Sept 10 – Glasgow to Bankend
The wait to clear customs hasn’t changed. It still takes forever. And that’s because of the queue to talk to a person. Through there and on to the car rental desk. Another long wait but that was the paperwork. Pre-pay for the tank of fuel because it’s cheaper, roadside assistance, etc. Our little car wasn’t quite so little. We took possession of a Vauxhall Insignia, 6-speed turbo diesel. We headed off to the ASDA store in The Phoenix Retail Park for at least one bottle of distilled/demineralized water for hubby’s CPAP machine.
When in the UK and driving on the ‘wrong’ side of the road, whilst sitting on the ‘wrong’ side of the car, and shifting gears with the ‘wrong’ hand, I am the designated driver. So no drinkies for me if we have to drive to a place for a meal. Besides, my husband hates driving over there. Did it once and that was enough.

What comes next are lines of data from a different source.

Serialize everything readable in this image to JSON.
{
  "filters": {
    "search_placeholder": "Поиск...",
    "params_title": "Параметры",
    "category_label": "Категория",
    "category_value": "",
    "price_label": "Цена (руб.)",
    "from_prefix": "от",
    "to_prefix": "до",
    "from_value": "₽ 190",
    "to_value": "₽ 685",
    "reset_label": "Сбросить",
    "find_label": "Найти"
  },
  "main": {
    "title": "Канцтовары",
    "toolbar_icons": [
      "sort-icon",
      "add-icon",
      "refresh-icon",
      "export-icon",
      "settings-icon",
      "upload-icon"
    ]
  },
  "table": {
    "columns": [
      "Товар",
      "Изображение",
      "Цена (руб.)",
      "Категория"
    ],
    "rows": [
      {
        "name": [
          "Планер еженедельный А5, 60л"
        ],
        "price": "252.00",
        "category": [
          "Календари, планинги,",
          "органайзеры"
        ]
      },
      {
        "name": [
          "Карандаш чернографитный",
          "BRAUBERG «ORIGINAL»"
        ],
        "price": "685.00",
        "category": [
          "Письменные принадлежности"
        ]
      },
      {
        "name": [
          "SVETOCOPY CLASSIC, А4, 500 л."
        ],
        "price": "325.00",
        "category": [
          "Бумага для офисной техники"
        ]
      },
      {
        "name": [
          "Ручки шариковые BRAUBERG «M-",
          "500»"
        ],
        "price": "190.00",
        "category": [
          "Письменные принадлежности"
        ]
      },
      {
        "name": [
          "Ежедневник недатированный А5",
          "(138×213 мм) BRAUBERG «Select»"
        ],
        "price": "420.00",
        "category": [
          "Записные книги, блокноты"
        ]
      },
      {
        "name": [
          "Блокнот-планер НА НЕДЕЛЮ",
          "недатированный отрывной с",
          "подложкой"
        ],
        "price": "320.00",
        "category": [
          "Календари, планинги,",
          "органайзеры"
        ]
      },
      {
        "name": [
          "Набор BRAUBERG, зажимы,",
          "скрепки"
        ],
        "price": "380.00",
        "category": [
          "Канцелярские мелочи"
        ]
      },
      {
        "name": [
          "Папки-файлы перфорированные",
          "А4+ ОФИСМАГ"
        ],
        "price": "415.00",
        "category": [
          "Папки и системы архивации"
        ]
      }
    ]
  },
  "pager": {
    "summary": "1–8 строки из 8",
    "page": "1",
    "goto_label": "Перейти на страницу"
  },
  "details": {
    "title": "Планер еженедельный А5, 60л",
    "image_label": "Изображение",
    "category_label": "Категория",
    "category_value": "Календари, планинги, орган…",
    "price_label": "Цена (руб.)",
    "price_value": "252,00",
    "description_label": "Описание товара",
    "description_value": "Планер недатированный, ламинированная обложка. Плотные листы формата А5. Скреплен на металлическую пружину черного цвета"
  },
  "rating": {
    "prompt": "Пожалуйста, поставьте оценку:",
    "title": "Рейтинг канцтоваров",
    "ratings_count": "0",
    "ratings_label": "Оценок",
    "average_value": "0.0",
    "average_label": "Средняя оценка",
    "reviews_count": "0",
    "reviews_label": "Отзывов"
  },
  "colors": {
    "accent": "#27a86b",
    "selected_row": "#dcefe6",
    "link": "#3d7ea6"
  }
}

I had brought my unlocked Samsung phone with me so I picked up a pay as you go SIM card. Figured, I could use it if we needed a second phone (purchased a plan through Rogers for hubby’s BlackBerry before we left home). After last year’s paying £10 for a SIM card that wouldn’t work, I wasn’t going to spend that much again. So this time I opted for ASDA’s own SIM card which only set me back 50p.
When we were over in 2000 we had seen Dunure Castle from the main A77 road. I had pretty much forgotten about it until seeing one of the BBC Scotland photo galleries in the weeks leading up to the trip. So, we put the location into Satnav Sally and off we went.
Dunure Castle is free but you have to pay to park in their car park because it’s all part of a larger complex with playing fields, playground equipment and public toilets. It cost us £2.50 to be able to wander in the remains of the castle and use the toilets before moving on.
Here’s our pretty blue car, that I named Iain. He’s the same size as a Buick Regal, which is bigger than my Chevy Cobalt that I drive every day.
Despite the beautiful blue sky, the wind blowing in off the water made it cool. Not quite jacket weather but I had a long-sleeved, black (soak in the sun’s rays) top on and even with that, I felt the chill a few times.
Not quite the way we drove from Dunure Castle but you get the idea. We went across the A719, the B7023, B741, A713, A712 to meet up with the A75 near Crocketford. Got my fix of narrow roads with passing places the first day. Add some cattle grids and narrow gates and it made for quite the adventure.
I mentioned earlier our ‘first’ rental car… well, there was a reason for that. Whilst driving across the aforementioned series of roads, we had a flat tyre. Meeting a car on a narrower road and getting over to make room for both of us to pass, some mud sucked me off the edge and into a cleverly disguised pothole. And pothole is being kind. It was a bloody crater! It made for a bump but didn’t give it much thought at the time.
A bit further along the road, the tyre pressure indicator light came on. I pulled off the road but we couldn’t see anything amiss. At least now we were on the main A75. I limped into a lay-by, thanking our lucky stars that we decided to add the roadside assistance package (fix your car or bring you a new one) to our rental package.
I made the first of many phone calls at 3:00 pm. We were still stuck on the side of the road waiting at 6:00 pm! Eventually, the guy came and put the spare tyre on. They wouldn’t authorize us to do that (my husband is a recently retired mechanic) because we could jack the car up in the wrong place, damage the car, it could fall off the jack… yadda, yadda, yadda. They farted around long enough that the tyre company the rental and roadside assistance people use had closed for the day.
Two of the many phone calls were to the B&B where we were staying. The first call, I left a message on the answering machine explaining the situation. Then when 6:00 came and we were still sat there, I called back and spoke to them. At least we had one less worry… our room would be waiting for us no matter the hour we arrived.
See Shawhead on the map above? That’s how close to Dumfries we were. We sat there for 3 hours while the guy sent out to find us and get us mobile again looked for us on the other side of Dumfries!
He assured us that a tyre fitter would be at our B&B before noon to finish the job. He took down the address of where we were staying, and sent us off on our not-so-merry way.
After checking in at Hutton Lodge, getting the same room as we had last year, and our membership material from Historic Scotland waiting for us, we drove over to the Nith Hotel in Glencaple for a late supper. By then, I could have used a stiff drink but since I was driving (and limping around with a wounded car), I couldn’t.
After leaving the restaurant, while turning the car around on one of the narrow streets, I set off someone’s car alarm. I didn’t touch the car but there wasn’t any more than an inch of space on either side of the wing mirrors between the cars parked on both sides of this wee lane.
Not the nicest way to start a trip but with any luck, everything will get fixed in the morning.